■ **Source information**
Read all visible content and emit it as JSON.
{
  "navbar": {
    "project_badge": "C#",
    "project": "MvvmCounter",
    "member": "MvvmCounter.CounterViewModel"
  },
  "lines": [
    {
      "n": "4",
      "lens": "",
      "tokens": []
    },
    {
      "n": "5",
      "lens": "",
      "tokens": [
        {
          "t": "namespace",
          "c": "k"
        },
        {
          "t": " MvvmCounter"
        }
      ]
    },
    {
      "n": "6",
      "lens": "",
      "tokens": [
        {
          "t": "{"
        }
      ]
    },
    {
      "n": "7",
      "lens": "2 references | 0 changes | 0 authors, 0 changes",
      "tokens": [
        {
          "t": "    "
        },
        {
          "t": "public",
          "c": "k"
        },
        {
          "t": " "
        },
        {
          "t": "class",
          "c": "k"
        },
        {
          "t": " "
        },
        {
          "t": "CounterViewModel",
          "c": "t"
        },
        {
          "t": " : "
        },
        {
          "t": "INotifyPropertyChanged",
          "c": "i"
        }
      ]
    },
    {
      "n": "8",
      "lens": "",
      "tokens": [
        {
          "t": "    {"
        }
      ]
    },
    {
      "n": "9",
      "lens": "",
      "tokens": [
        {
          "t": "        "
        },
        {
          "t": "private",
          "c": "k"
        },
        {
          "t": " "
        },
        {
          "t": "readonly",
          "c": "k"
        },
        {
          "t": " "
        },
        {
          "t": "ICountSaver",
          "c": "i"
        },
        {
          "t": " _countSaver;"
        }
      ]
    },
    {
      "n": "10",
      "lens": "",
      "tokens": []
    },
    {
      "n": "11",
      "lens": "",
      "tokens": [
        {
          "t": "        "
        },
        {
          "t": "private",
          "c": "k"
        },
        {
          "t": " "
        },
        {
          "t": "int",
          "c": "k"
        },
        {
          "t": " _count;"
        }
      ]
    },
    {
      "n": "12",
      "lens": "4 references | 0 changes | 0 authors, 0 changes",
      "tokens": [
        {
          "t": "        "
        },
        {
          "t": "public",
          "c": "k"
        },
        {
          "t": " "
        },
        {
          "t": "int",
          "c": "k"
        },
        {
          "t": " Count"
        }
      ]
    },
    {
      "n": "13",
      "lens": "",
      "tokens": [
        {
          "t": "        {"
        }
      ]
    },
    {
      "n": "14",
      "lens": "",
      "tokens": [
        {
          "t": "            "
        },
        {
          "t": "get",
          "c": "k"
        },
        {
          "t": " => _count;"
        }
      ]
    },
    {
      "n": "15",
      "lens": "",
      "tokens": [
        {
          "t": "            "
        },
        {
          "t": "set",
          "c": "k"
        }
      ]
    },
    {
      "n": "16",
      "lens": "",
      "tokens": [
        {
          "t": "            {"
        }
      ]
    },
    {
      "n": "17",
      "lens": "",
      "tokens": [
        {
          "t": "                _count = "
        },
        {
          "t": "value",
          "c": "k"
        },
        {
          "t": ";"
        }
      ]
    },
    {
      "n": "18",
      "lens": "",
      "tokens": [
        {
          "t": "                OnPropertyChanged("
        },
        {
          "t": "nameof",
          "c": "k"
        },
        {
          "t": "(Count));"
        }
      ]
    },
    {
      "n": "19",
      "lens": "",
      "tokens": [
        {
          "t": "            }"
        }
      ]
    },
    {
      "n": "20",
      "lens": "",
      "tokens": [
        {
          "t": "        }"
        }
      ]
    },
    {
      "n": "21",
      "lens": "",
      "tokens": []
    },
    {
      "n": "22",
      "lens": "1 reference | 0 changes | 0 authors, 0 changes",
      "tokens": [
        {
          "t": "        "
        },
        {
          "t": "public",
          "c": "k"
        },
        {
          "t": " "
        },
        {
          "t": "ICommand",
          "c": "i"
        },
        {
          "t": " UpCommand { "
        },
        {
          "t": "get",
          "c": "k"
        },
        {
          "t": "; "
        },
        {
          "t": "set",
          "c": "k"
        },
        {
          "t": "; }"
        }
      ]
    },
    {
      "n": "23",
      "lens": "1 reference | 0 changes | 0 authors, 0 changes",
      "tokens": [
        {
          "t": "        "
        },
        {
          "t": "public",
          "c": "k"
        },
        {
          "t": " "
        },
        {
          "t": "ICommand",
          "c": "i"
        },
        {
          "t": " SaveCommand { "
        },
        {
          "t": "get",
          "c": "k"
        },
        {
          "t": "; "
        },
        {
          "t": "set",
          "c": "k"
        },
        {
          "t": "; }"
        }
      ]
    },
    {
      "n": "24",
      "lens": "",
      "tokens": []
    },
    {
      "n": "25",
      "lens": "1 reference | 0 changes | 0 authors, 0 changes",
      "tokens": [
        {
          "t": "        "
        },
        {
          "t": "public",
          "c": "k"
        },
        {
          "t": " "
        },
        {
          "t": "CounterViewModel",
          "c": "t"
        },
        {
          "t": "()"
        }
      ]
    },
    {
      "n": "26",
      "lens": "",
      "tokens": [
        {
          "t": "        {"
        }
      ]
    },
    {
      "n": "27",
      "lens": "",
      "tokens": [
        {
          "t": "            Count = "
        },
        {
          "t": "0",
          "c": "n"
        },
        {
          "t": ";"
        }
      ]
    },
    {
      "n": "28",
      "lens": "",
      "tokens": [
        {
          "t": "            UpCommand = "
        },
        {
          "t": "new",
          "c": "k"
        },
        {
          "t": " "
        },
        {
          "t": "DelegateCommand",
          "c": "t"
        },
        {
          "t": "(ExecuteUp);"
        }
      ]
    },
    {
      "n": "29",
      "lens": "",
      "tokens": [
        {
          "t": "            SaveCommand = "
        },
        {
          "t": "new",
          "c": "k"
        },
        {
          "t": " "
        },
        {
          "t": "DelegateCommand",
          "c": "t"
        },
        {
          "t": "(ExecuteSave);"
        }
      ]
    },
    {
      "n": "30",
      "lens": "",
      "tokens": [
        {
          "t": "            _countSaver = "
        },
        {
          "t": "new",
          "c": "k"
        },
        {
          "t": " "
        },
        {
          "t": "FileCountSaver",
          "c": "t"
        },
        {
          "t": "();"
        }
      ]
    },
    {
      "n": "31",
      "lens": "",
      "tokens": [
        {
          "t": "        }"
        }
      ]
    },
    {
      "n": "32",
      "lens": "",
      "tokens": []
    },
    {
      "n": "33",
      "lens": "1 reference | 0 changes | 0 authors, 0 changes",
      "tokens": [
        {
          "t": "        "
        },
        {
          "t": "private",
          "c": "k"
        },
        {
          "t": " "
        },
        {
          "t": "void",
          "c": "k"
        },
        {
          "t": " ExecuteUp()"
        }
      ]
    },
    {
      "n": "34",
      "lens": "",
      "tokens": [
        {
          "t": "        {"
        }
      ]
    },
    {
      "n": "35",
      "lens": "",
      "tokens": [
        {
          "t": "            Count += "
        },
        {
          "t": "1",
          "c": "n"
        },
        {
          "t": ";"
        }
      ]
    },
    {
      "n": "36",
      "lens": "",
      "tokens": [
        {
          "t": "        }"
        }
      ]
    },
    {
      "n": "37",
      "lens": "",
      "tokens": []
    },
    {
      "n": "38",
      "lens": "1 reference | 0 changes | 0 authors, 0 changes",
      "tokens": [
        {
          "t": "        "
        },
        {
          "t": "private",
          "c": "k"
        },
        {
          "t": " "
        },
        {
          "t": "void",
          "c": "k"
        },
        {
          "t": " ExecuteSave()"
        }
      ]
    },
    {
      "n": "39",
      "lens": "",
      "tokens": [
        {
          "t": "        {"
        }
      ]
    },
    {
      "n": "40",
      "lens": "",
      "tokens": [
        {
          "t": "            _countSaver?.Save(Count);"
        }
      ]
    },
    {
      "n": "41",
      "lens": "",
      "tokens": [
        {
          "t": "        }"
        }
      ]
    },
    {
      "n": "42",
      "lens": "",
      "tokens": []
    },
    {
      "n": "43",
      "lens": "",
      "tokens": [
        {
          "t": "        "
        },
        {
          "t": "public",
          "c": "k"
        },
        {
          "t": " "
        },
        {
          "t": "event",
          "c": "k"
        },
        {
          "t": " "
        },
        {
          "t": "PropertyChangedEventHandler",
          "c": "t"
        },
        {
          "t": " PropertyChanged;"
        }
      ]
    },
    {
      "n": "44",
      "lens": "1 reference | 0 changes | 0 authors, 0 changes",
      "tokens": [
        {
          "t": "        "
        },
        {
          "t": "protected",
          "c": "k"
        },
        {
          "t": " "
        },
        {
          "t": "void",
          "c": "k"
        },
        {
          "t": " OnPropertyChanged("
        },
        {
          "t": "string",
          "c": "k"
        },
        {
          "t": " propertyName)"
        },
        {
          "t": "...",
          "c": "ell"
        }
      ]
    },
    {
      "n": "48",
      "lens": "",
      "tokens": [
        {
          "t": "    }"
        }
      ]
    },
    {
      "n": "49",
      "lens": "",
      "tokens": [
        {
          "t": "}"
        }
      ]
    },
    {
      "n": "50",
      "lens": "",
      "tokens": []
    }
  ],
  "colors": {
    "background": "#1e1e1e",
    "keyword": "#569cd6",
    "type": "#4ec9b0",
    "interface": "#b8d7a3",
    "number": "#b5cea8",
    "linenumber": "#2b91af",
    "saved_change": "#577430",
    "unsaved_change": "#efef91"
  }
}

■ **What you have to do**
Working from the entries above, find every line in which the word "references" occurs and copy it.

■ **Expected answer**
      "lens": "2 references | 0 changes | 0 authors, 0 changes",
      "lens": "4 references | 0 changes | 0 authors, 0 changes",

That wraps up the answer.